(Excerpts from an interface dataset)
[Start of section]
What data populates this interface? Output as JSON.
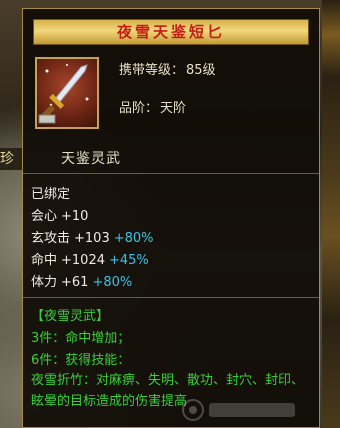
{
  "background": {
    "left_tab_text": "珍"
  },
  "item": {
    "title": "夜雪天鉴短匕",
    "icon": "dagger-icon",
    "level_label": "携带等级：",
    "level_value": "85级",
    "grade_label": "品阶：",
    "grade_value": "天阶",
    "subname": "天鉴灵武"
  },
  "binding": "已绑定",
  "stats": [
    {
      "name": "会心",
      "value": "+10",
      "bonus": ""
    },
    {
      "name": "玄攻击",
      "value": "+103",
      "bonus": "+80%"
    },
    {
      "name": "命中",
      "value": "+1024",
      "bonus": "+45%"
    },
    {
      "name": "体力",
      "value": "+61",
      "bonus": "+80%"
    }
  ],
  "set": {
    "name": "【夜雪灵武】",
    "bonus_3": "3件：命中增加；",
    "bonus_6": "6件：获得技能：",
    "skill_desc": "夜雪折竹：对麻痹、失明、散功、封穴、封印、眩晕的目标造成的伤害提高"
  },
  "colors": {
    "title_text": "#c41e14",
    "title_bg": "#f1d77c",
    "bonus": "#39c4e6",
    "set_green": "#38d038"
  }
}
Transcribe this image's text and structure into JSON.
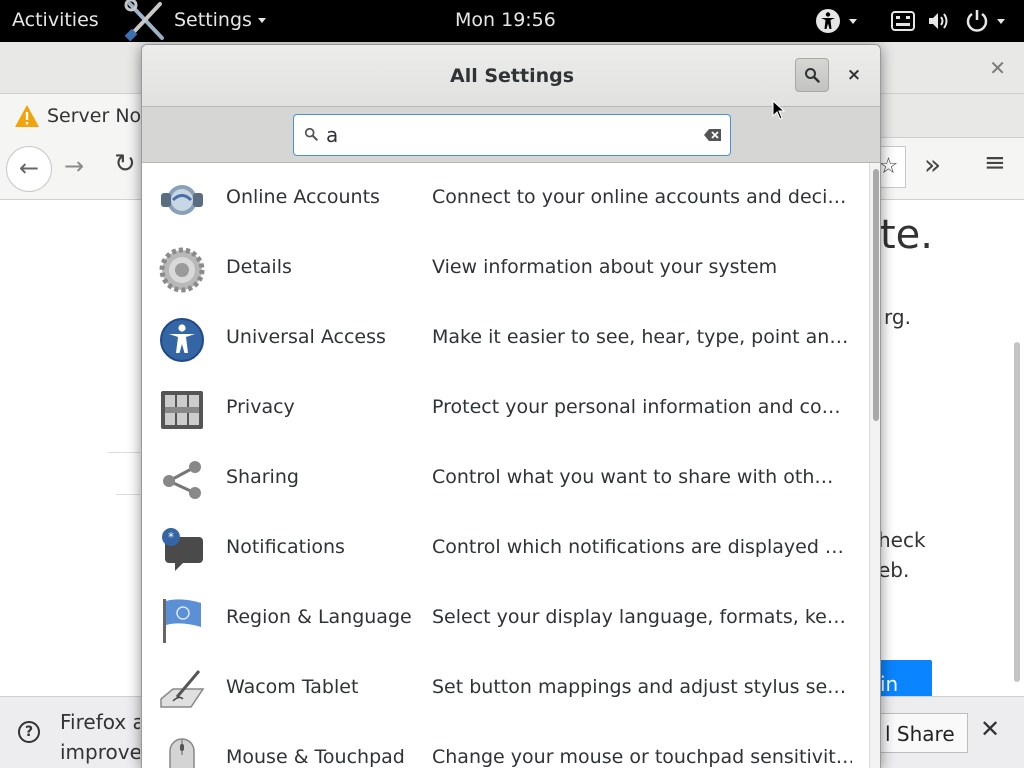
{
  "topbar": {
    "activities": "Activities",
    "app_menu": "Settings",
    "clock": "Mon 19:56"
  },
  "firefox": {
    "tab_title": "Server No",
    "content_fragments": {
      "big": "te.",
      "org": "rg.",
      "check": "heck",
      "web": "eb.",
      "button": "in"
    },
    "notification": {
      "text_line1": "Firefox a",
      "text_line2": "improve",
      "share_button": "l Share",
      "close": "✕"
    }
  },
  "settings_dialog": {
    "title": "All Settings",
    "close": "×",
    "search": {
      "value": "a",
      "placeholder": ""
    },
    "panels": [
      {
        "name": "Online Accounts",
        "description": "Connect to your online accounts and deci…",
        "icon": "online-accounts-icon"
      },
      {
        "name": "Details",
        "description": "View information about your system",
        "icon": "details-gear-icon"
      },
      {
        "name": "Universal Access",
        "description": "Make it easier to see, hear, type, point an…",
        "icon": "universal-access-icon"
      },
      {
        "name": "Privacy",
        "description": "Protect your personal information and co…",
        "icon": "privacy-icon"
      },
      {
        "name": "Sharing",
        "description": "Control what you want to share with oth…",
        "icon": "sharing-icon"
      },
      {
        "name": "Notifications",
        "description": "Control which notifications are displayed …",
        "icon": "notifications-icon"
      },
      {
        "name": "Region & Language",
        "description": "Select your display language, formats, ke…",
        "icon": "region-flag-icon"
      },
      {
        "name": "Wacom Tablet",
        "description": "Set button mappings and adjust stylus se…",
        "icon": "wacom-tablet-icon"
      },
      {
        "name": "Mouse & Touchpad",
        "description": "Change your mouse or touchpad sensitivit…",
        "icon": "mouse-icon"
      }
    ]
  },
  "colors": {
    "topbar_bg": "#000000",
    "dialog_header": "#e1e1df",
    "focus_blue": "#4a90d9",
    "firefox_blue": "#0a84ff"
  }
}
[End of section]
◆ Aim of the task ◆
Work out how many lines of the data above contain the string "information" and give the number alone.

◆ Output below ◆
2